Guides for Bible Study Groups Aids to Adult Scripture Sharing, by L. Girzaitis. Short, but good introductory essays; information on available programmes and courses in N. America, 1981. From: Twenty-Third Publications, PO Box 180, Mystic CT, 06355.
Transforming Bible Study, by W. Wink. Practical hints for vitalising Bible groups. SCM Press, London 1981. Neighbourhood Bible Studies, by M. Kunz and C. Schell, Tyndale House, Wheaton IL.
TEEC Bible Study Course, series of workbooks on parts of the Bible. Includes contents and method. From: Theological Education by Extension College, PO Box 23924, Joubert Park, Johannesburg 2044, South Africa.
Rural Bible Study Programme, four-year course on Matthew, John, Paul and the Old Testament. From: Office of Religious Education, Box 678, Rapid City, South Dakota 57709.
Meeting Christ in Scripture, course developed for the Archdiocese of Los Angeles. From: Dianne and Roger Miller, 12016 La Cima Drive, La Mirada, California 90638.
The Apocalypse, five-week adult study guide on Revelation. From: Philip van Linden, CM, St John’s Seminary, 5012 East Seminary Road, Camarillo, California 93010.
For Bible Sharing Groups among illiterate people, the following books may provide ideas:
H.R. Weber, Experiments with Bible Study, 1981; from: World Council of Churches, 150 Route de Ferney, 1211 Geneva 20, Switzerland.
J. Wijngaards, Communicating the Word of God, Mayhew-McCrimmon, Great Wakering 1978; TPI, Bangalore 1979.

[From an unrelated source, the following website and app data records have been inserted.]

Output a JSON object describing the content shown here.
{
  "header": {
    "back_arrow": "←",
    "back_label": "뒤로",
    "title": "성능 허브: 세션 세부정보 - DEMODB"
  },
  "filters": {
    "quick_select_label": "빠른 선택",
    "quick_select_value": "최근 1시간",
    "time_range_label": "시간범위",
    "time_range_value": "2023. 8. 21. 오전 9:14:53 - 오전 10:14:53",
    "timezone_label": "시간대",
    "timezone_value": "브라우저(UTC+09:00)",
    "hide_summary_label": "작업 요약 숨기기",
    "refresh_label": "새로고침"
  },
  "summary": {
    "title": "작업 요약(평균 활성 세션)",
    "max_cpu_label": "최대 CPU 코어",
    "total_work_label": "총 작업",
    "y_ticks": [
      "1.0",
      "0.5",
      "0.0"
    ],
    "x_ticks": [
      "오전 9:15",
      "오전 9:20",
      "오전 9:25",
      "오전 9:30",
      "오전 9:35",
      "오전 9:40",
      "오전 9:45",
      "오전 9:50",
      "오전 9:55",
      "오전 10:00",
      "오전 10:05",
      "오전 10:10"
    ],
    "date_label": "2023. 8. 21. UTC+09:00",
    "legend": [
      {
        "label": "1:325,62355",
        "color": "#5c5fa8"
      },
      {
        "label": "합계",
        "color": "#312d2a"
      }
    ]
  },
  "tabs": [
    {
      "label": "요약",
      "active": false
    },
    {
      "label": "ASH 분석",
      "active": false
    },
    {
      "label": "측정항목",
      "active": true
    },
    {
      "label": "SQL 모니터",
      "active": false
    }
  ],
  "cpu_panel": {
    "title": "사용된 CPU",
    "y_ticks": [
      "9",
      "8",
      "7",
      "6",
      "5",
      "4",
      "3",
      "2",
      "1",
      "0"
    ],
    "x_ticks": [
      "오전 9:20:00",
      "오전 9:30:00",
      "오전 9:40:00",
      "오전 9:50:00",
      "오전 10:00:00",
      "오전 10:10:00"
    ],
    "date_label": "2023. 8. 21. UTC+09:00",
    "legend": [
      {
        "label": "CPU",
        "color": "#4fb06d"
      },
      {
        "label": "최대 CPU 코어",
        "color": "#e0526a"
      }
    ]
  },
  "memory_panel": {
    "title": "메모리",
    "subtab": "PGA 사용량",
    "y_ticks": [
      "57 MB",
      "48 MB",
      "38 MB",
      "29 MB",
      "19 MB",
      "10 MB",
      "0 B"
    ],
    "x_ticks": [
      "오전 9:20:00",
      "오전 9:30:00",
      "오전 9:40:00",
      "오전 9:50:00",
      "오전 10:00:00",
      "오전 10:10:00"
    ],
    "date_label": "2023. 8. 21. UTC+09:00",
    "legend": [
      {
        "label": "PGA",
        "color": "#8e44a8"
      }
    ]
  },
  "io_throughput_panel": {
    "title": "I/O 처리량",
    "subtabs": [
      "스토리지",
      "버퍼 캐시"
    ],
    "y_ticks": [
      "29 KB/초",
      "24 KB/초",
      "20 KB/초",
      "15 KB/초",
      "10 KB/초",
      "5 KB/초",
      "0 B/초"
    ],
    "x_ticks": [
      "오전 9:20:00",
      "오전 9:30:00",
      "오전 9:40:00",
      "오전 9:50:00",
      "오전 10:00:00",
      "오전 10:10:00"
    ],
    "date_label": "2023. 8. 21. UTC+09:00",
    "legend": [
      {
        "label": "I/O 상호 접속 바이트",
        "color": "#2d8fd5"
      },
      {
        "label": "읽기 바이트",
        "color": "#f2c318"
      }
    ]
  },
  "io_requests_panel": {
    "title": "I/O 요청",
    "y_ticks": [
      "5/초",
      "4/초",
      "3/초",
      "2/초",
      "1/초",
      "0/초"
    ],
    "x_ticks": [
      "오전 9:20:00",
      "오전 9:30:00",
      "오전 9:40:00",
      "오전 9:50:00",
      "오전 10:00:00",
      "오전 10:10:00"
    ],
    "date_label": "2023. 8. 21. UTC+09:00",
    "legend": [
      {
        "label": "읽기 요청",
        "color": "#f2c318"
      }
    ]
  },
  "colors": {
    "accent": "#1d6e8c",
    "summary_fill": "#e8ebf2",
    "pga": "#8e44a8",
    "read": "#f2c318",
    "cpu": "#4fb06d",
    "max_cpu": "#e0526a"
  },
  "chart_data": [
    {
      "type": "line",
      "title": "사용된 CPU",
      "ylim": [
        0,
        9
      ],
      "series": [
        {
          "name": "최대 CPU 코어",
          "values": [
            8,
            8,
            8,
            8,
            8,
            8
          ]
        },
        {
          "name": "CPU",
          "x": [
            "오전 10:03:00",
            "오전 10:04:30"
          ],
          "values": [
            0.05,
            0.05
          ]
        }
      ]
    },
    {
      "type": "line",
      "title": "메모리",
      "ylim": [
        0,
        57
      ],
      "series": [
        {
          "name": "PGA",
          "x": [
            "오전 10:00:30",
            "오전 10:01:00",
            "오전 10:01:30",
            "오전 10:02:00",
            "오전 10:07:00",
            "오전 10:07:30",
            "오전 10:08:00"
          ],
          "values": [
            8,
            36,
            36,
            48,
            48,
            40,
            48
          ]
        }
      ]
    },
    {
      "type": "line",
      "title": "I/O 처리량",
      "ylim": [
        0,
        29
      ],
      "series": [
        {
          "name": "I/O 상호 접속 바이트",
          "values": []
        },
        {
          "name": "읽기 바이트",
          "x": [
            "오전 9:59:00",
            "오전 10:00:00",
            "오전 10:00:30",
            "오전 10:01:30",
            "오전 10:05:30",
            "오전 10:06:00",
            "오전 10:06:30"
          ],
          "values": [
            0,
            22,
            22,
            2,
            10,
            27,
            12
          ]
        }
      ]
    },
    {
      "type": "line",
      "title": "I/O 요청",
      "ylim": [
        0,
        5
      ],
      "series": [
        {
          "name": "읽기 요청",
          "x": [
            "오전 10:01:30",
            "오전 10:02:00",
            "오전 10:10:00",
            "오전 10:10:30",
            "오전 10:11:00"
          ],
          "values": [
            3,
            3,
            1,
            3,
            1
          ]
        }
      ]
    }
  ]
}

  • The address of the LUMKO Institute is: PO Box 11, 5410 Lady Frere, South Africa


  • I have not come across a really good example in publica­tion. Perhaps the course in Memphis Tenn. is going in that direction. The course material is available from: The Office of Religious Education, 1325 Jefferson Avenue, Memphis, Tenn., USA 38104. Two textbooks were produced: R E. Obach and A. Kirk, A Commen­tary on the Gospel of Matthew and A Commentary on the Gospel of John, Paulist Press, Ramsey NJ 1982.
  • As basic textbooks I could think of the following publications:

Year 1. J. Wijngaards, Handbook to the Gospels, Servant Books, Ann Arbor Michigan 1979; also by TPI under the title Background to the Gospels. Year 2. R.B. Laurin, The Layman ’s Introduction to the Old Testament, Judson Press, Valley Forge 1974. With the Old Testament Reading Guide on the main historical books.
Year 3. P.F. Ellis, Seven Pauline Letters. The Liturgical press, Collegeville MN 1982.
Year 4. S.F. Winward, A Guide to the Prophets, Hodder and Stoughton, London 1968.

  • The address of the Biblical Andragogy Clinic is: 1485 Glenburnie Road, Mississauga, Ontario, Canada L5G 3C9.


  • These are held in almost every country. To my knowledge, no assessment of various methodologies and approaches of such seminars has ever been published.
  • Programmes and past material available from: Mr Joseph Burdett, Christian Media, PO Box 748, Ogden UT 84402


  • In India, Catholic lay men and women annually join in a ten-month residential diploma course run by the Charismatic Movement. Address: Yesu Bhavan, Seven Bungalows Road, Versova, Bombay 400 061, India.
  • The course is directed by Gernot and Hanni Friedrich with Fr Karl Maderner as moderator. Address: Haus der Stille, A-8081 Heiligenkreuz, Bei Grz, Austria.


This article was first published in Scripture Bulletin (Vol.l2y No .l) in the winter of 1986.